It is hard to believe that from such devastation could come a place of such sweeping beauty, the new National Arboretum Canberra.

Walter Burley Griffin, the designer of this city always envised an Aboretum in the planning of Canberra. However, by the time Griffin arrived in Australia in 1914 Thomas Charles Weston had been appointed as afforestation officer, and he and Griffin differed on tree species selection and planting priorities. Later, Griffin, faced with continual opposition from bureaucrats, resigned from his government position in December 1920.

However, Arboreta, as part of Griffin’s design was gradually developed, beginning with the early plantings at Westbourne Woods and Weston Park. In the mid 1950s a substantial arboretum at the western end of the lake was established, and in 2001 was named Lindsay Pryor National Arboretum. However, the 2003 bushfires stripped the neighbouring hills of pine plantations and, the ACT government, took this opportunity to develop what has become the National Arboretum Canberra. This was a centenary gift to the city by the ACT government.

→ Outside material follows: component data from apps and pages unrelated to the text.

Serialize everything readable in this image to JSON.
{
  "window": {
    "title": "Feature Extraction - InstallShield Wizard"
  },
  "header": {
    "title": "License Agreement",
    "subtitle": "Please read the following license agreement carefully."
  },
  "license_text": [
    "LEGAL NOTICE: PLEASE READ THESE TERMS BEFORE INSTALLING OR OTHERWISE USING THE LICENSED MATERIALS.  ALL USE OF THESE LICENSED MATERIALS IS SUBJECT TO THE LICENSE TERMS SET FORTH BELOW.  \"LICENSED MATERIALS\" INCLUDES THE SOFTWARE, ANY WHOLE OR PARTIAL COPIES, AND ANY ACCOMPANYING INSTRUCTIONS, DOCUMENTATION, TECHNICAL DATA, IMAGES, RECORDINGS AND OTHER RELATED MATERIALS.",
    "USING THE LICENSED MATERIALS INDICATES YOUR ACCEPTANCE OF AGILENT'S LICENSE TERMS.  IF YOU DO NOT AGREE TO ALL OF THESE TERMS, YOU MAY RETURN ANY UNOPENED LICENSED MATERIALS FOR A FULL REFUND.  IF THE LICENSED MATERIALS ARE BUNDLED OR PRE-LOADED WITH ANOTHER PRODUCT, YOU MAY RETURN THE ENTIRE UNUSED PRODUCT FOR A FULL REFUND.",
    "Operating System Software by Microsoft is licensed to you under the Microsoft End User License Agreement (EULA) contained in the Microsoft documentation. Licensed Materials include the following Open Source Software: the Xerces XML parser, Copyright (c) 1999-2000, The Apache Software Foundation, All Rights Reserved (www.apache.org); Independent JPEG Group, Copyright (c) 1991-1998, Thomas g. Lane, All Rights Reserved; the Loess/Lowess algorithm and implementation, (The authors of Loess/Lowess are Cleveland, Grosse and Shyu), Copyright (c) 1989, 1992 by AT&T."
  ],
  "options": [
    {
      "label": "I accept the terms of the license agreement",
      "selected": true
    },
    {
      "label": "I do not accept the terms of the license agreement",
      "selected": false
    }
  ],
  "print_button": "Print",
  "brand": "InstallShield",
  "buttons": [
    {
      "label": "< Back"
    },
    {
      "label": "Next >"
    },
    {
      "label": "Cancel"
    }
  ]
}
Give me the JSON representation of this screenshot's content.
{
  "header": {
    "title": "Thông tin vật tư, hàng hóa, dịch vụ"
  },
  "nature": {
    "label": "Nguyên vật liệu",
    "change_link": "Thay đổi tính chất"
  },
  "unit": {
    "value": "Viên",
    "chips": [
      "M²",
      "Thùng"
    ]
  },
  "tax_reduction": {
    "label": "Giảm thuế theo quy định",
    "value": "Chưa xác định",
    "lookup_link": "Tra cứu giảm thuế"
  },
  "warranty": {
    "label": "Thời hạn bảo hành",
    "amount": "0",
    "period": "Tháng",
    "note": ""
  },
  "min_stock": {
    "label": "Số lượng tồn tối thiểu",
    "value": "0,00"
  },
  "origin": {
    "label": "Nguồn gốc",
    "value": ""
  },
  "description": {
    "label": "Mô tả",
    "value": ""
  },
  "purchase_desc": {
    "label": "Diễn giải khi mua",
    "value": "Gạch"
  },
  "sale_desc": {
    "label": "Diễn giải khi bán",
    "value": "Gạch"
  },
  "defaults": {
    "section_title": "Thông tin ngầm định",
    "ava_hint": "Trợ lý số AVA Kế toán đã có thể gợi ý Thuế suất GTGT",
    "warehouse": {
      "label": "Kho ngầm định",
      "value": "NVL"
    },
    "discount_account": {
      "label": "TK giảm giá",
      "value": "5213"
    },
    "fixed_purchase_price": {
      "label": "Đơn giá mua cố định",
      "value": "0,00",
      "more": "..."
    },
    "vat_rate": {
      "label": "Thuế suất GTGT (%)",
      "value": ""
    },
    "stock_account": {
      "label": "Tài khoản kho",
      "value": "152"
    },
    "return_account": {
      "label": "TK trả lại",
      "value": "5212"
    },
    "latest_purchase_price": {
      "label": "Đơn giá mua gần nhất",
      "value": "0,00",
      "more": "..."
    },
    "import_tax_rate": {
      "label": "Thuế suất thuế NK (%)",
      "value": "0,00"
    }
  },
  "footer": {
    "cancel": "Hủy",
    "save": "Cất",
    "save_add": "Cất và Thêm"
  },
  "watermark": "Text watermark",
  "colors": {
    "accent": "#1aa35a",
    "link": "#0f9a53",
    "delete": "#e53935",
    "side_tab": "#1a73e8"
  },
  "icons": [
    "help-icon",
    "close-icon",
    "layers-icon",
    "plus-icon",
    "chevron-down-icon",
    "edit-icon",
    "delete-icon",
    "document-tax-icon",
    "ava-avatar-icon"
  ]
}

We now have an Arboretum from the lake to the hills, with urban forests, woodlands, open grassland and formal parks.

More than 48 000 trees have been planted in the 100 forests on the 250 hectare site, many rare and endangered. The Arboretum was offically opened in 2013…10 years after the bushfires. Now we have a mosiac of fledgling forests, a venue for outdoor performances, an education and research centre..not to mention an amazing playground. In the words of Katy Gallagher, the chief minister officially opening the Arboretum..

this site has emerged from the ashes of the catastrophic bushfires to be transformed into a place of beauty, tranquility, recreation, research and learning.”